Most All-Star Games have become jokes. The NHL and NFL games don’t feature any hitting which is half the appeal of those two sports and Major League Baseball snubs deserving players in favor of middle relievers from teams already out of the playoff race in the interest of “fairness”. The one professional All-Star Game that still has dignity left is the NBA All-Star Game, but some of the choices for this year’s teams are starting this league down the trail that their colleagues have blazed towards an irrelevant All-Star Game.
Fans should never be criticized for their selections to these games. They pay the money so they can vote for whomever they want to. The coaches, however, have an obligation to send the most deserving players rather than awarding lifetime achievement awards or glancing at box scores when making their decisions.
In the Western Conference, the coaches botched two nominations. Steve Nash and Dirk Nowitzki have been two of the best players in recent history, but neither are deserving of a spot on the All-Star Roster. Nash does the best he can with a mediocre group of players around him, but Kyle Lowry of the Houston Rockets deserves to be an All-Star point guard in the West over him.
The two players’ stats are nearly identical: Nash averages less than a point better than Lowry and dishes out two assists more per game, but gets out-rebounded by three a night. So if coaches go on stats alone, the two are interchangeable.
The deciding factor for Lowry being chosen over Nash should have been that he has helped his team become a playoff contender (a team, mind you, that on paper is only marginally better than Phoenix). The NBA coaches should recognize players who are making a difference for good teams and playing meaningful basketball on a nightly basis. The Suns aren’t a relevant team and would be exactly where they are now with or without Steve Nash.
As for Dirk, he got his championship parade and does not need any more fanfare and recognition for his achievements. Danilo Gallinari of the Denver Nuggets should take his fellow European’s spot. No one believed that the Nuggets would be just as good, if not better, than they were with Carmelo Anthony and “Gallo” is the main reason that they are.
He has similar stats to Nowitzki’s but has made his team one of the biggest stories in the NBA’s first half of the season. Gallinari is the type of rising star that does not get a lot of time on SportsCenter, but should have the chance to acquaint himself with fans on a big stage. Since Gallinari is hurt, the NBA could have killed two birds with one stone and allow another deserving player like Rudy Gay take his place.

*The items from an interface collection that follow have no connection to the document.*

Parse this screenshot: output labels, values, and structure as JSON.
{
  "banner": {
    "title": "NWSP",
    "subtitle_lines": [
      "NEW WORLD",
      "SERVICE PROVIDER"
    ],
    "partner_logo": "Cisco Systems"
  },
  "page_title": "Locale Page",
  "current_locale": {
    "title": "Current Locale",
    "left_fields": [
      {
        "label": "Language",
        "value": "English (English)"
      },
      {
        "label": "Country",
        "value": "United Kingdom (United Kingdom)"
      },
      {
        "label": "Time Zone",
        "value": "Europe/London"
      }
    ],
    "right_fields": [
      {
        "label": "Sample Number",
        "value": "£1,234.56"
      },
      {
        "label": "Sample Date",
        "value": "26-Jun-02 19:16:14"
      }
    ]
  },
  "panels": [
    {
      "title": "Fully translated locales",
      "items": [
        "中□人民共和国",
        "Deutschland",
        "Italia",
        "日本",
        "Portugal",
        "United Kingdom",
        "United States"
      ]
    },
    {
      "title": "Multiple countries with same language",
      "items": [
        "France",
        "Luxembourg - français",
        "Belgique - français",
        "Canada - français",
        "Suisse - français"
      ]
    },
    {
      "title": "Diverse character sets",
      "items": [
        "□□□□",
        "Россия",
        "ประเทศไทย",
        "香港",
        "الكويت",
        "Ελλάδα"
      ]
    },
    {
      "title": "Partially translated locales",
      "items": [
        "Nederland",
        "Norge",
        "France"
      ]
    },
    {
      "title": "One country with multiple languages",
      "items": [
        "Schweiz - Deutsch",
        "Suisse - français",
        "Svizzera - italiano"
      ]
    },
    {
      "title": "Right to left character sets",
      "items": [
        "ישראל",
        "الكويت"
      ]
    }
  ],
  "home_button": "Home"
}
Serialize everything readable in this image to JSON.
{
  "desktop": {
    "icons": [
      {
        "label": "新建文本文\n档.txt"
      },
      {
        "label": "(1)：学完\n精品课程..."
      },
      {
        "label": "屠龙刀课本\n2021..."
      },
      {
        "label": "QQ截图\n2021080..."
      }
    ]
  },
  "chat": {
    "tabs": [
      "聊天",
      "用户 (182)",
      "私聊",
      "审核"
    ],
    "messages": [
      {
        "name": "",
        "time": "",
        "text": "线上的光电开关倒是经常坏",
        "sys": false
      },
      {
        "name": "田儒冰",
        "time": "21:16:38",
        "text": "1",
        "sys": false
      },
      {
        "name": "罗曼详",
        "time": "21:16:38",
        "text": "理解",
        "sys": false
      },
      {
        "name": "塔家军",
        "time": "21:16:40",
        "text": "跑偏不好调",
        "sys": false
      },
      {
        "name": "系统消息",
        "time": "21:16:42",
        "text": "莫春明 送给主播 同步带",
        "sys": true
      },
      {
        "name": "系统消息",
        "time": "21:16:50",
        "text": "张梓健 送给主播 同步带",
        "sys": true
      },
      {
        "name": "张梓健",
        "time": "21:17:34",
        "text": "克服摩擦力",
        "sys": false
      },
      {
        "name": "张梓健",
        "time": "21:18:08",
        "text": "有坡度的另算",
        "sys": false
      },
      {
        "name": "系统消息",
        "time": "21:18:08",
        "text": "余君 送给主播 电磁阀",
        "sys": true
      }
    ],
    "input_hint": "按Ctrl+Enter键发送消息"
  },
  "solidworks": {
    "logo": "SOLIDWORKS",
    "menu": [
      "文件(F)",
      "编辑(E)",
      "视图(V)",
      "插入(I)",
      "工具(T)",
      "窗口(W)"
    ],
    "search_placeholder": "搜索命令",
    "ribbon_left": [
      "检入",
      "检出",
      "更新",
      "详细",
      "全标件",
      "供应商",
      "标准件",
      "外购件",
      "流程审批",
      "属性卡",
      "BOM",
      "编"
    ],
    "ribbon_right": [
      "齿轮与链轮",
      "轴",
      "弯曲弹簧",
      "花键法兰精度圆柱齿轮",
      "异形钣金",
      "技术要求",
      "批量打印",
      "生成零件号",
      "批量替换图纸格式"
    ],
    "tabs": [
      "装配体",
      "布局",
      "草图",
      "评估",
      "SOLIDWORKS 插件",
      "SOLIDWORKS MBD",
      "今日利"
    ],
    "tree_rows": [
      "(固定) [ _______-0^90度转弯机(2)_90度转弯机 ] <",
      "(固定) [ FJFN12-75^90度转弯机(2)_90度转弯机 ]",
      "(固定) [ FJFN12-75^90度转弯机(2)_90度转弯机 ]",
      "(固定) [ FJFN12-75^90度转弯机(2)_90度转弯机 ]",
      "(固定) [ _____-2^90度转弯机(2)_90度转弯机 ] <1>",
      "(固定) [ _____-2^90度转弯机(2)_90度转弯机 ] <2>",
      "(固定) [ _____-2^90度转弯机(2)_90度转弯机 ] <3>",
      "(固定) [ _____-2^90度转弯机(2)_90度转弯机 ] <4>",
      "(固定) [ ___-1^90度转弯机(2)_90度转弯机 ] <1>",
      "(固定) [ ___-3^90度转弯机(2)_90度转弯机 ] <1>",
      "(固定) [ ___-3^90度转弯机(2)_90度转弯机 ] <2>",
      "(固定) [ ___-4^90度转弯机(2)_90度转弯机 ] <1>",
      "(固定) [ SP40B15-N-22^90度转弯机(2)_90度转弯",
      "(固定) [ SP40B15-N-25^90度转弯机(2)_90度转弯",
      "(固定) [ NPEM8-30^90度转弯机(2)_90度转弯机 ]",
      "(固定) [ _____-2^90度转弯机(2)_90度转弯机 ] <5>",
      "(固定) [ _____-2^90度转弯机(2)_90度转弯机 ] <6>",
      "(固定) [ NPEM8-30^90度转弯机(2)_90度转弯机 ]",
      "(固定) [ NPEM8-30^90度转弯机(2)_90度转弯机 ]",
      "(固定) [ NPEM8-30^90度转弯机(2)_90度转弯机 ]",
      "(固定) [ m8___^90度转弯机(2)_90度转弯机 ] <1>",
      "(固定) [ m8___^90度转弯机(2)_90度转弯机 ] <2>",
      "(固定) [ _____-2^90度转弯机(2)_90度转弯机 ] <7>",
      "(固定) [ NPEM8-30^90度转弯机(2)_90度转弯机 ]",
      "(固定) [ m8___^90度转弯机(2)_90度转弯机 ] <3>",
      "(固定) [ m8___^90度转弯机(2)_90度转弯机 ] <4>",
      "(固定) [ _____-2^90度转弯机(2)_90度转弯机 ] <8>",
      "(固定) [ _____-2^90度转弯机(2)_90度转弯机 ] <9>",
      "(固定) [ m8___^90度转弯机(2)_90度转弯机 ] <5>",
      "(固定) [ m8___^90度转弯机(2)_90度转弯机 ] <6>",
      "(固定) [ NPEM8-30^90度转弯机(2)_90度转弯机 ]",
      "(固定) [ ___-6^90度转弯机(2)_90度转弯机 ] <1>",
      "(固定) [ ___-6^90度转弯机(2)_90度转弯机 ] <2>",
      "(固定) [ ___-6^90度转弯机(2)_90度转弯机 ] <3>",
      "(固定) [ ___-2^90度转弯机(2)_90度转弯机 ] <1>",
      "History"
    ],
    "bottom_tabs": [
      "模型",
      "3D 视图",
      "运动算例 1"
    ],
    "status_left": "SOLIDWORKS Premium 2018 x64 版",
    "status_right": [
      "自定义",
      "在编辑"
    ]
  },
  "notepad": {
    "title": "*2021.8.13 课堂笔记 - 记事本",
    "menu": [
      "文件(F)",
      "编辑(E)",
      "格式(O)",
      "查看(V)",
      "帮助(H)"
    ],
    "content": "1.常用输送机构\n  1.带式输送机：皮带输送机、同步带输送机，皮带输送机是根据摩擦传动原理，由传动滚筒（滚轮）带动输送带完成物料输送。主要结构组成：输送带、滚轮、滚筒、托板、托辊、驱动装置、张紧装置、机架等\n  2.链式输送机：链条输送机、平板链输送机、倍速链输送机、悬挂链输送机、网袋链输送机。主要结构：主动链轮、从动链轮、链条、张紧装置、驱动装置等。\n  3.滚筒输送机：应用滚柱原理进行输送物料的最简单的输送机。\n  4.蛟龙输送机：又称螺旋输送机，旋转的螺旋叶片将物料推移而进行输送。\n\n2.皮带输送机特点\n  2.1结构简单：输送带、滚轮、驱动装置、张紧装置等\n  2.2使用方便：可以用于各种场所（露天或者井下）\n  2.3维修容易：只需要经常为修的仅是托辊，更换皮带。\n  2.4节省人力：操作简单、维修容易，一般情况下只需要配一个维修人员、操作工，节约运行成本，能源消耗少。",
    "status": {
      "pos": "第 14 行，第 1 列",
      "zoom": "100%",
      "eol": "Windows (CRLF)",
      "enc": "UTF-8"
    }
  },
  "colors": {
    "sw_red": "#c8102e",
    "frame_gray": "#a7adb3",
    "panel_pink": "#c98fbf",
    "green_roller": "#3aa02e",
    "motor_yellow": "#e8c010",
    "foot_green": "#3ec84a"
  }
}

To their credit, the coaches did a slightly better job picking the Eastern Conference Reserves. They did put the wrong Atlanta Hawk in the game, however. When Al Horford went down with an injury earlier this season, everyone stuck a fork in the Hawks. Despite losing arguably their best player, they have stayed in the top half of the Eastern Conference Standings.
When you lose your center, it puts pressure on the power forward to score in the paint and grab rebounds. Watching the Hawks, you would even notice Horford’s absence most nights because of how well Josh Smith has played. His teammate Joe Johnson, who was chosen for the game, is not affected as much by the injury because he plays in a backcourt that is at full strength with an emerging star in Jeff Teague. Smith continues to be one of the league’s most underrated players and that point is magnified with this year’s snub.
Just like any All-Star Game, there are plenty of other players who deserve to play but aren’t going to. In the NBA, it is even tougher to get every deserving player in the game because of the smaller roster size so it’s understandable if there are some snubs. Choosing players that do not deserve to go, however, is an egregious error that cannot be ignored. The NBA coaches should start to take their duty more seriously and keep the NBA All-Star Game as the best professional sports has to offer.